The 210-acre seasonal home of the Boston Symphony Orchestra began as two summer cottage estates located between Lenox and Stockbridge. One of these estates, Tanglewood, was the home of poet Caroline Sturgis and William Aspinwall Tappan. In 1937, after 20 years of informal musical performances in Lenox, Mary Aspinwall Tappan offered Tanglewood to Serge Koussevitzky, director of the Boston Symphony Orchestra. Koussevitzky envisioned the property as a premier music festival and professional academy, and the Berkshire Music Center (now the Tanglewood Music Center) opened in July 1940.

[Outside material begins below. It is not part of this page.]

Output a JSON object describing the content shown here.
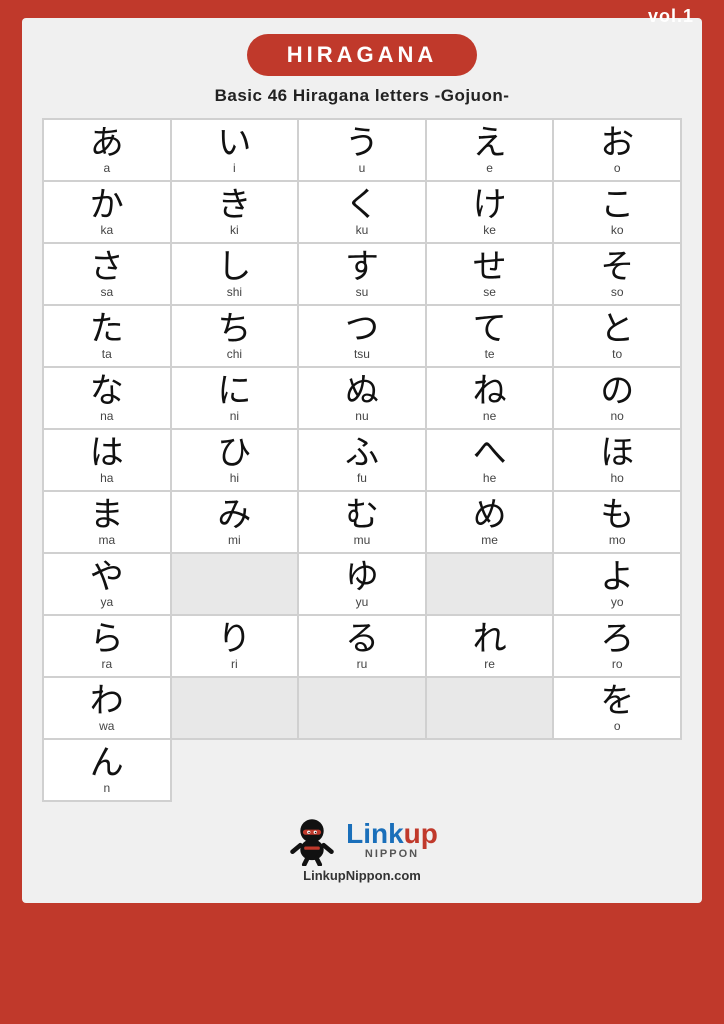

The sloping upper campus, which includes two 19th century houses, offers expansive views of the Stockbridge Bowl and surrounding mountains. The historic entrance drive is bordered with Norway spruces, while terracotta lions flank the entrance atop brick gateposts. The cottages’ open lawns and tree groupings are enclosed with fencing and vegetation, while a vine-clad pergola and a thick hemlock hedge remain as vestiges of the estate’s formal garden. These gardens were installed in the early 20th century by Richard Dixey, a musician and husband of the Tappans' daughter, Ellen. Several Modernist structures designed by architects Eliel and Eero Saarinen were built between 1938 and 1959, including the Music Shed, which contains 5,000 seats and has a curved profile that opens to an audience lawn area. The low-slung, darkly painted wooden structures are nested unobtrusively in their naturalistic surroundings. In 1986, Tanglewood acquired the 100-acre lower campus, which is characterized by fields interspersed with agricultural outbuildings and 70 acres of public woodland.